RECORDS SHOWN |

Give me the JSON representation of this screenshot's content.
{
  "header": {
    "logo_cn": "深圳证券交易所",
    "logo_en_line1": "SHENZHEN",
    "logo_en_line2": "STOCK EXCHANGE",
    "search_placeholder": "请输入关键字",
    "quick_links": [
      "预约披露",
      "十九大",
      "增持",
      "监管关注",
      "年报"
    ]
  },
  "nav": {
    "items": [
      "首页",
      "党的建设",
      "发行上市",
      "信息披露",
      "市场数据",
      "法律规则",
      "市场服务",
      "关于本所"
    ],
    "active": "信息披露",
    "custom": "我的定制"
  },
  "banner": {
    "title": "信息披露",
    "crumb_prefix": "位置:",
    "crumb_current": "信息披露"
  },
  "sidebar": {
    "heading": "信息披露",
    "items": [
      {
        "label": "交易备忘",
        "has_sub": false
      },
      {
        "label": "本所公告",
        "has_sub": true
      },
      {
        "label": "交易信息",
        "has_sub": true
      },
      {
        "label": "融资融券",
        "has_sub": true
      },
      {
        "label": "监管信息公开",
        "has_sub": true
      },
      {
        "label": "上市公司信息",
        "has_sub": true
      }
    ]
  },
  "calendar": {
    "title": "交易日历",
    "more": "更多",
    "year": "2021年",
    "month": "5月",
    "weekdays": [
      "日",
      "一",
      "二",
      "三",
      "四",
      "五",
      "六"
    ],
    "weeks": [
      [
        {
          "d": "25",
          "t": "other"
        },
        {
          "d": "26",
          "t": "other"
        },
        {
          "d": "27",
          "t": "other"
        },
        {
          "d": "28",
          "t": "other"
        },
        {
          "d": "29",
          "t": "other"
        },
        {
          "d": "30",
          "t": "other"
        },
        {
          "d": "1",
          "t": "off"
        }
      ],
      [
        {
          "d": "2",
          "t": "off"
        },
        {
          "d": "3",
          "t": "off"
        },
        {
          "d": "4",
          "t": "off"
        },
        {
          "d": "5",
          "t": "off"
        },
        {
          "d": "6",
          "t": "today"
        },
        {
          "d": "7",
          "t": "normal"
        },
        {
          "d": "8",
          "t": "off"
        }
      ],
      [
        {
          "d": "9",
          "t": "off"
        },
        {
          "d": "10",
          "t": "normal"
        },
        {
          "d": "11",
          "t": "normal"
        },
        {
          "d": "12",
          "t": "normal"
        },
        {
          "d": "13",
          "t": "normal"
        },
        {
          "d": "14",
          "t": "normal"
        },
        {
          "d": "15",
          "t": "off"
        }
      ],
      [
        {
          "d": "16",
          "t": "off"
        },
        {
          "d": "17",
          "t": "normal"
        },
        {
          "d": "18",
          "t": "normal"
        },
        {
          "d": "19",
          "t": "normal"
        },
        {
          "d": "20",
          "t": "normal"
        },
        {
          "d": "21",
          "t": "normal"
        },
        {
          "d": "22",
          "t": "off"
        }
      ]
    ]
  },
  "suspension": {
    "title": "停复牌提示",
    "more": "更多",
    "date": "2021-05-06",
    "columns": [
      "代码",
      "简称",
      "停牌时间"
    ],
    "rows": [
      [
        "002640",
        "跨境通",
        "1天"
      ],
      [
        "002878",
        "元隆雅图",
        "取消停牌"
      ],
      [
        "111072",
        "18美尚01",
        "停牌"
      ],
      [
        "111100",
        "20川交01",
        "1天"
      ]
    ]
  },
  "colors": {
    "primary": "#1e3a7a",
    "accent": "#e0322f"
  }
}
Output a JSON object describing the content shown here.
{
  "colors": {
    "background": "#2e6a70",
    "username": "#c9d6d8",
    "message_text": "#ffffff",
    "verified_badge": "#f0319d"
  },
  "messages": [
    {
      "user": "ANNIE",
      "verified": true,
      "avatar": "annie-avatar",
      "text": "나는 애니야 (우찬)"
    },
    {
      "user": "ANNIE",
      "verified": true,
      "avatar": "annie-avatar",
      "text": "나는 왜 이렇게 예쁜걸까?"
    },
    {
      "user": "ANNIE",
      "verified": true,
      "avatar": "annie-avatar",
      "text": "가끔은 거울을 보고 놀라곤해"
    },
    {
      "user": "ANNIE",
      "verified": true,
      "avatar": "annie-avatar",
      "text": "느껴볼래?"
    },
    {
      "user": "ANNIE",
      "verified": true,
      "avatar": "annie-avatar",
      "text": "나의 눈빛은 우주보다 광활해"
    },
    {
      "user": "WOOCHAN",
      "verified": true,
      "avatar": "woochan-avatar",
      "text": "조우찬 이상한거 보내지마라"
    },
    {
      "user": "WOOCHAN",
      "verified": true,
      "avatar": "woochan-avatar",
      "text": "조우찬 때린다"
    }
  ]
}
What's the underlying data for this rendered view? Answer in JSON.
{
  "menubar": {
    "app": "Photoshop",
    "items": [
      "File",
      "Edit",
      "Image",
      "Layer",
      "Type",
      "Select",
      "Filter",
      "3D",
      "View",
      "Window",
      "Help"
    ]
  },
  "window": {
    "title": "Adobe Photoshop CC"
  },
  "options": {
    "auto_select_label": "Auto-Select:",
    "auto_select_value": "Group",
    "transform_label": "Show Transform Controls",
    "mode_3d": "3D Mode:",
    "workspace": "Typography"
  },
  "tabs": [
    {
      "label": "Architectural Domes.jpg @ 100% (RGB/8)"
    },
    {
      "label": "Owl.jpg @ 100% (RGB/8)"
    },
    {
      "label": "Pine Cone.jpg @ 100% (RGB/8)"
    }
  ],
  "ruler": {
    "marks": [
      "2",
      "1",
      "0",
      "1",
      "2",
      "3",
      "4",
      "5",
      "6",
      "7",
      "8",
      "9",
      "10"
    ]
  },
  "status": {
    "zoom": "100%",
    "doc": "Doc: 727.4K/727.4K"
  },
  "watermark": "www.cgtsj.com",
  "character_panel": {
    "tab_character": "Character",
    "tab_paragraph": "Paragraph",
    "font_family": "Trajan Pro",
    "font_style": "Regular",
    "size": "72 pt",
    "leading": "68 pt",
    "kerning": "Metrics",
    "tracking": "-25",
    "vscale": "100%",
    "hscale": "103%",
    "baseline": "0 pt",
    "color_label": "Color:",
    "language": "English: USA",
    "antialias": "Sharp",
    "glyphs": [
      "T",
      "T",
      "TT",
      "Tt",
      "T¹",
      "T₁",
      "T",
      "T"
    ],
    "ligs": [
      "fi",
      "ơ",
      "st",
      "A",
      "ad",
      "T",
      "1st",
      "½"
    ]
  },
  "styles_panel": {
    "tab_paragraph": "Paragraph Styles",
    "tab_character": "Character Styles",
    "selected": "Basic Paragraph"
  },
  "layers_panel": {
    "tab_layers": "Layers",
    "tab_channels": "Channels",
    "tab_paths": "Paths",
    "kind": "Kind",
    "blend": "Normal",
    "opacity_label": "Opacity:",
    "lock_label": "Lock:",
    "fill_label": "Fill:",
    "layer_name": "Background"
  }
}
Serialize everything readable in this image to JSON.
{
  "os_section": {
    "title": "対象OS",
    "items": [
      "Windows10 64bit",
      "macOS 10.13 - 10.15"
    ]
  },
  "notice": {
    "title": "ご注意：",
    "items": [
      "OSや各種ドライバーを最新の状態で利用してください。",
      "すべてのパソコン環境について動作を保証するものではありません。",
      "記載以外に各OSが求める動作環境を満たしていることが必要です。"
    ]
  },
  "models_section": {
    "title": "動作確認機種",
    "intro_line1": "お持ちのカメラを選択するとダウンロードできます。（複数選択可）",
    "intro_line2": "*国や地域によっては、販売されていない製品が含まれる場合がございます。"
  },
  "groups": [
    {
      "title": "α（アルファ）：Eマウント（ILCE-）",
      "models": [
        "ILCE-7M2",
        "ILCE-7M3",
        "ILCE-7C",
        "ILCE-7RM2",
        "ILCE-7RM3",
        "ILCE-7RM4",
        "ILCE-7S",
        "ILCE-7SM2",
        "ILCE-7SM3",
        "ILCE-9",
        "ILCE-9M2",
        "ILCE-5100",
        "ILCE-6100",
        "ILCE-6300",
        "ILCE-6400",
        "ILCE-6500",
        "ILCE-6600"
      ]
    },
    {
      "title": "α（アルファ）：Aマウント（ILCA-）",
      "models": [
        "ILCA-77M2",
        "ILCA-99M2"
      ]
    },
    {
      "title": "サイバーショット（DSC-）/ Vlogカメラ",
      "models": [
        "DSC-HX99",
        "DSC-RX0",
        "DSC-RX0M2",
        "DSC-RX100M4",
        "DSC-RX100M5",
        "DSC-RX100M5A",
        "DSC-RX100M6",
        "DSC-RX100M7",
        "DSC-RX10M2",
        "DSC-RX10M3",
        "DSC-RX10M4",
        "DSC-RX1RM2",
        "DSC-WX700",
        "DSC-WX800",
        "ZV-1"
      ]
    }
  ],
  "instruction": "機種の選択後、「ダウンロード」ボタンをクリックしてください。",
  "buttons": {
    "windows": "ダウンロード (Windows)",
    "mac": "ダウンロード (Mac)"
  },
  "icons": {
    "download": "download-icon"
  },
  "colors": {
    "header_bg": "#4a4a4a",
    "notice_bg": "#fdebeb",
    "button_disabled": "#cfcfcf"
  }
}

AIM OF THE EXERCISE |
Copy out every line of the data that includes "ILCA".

SOLUTION |
      "title": "α（アルファ）：Aマウント（ILCA-）",
        "ILCA-77M2",
        "ILCA-99M2"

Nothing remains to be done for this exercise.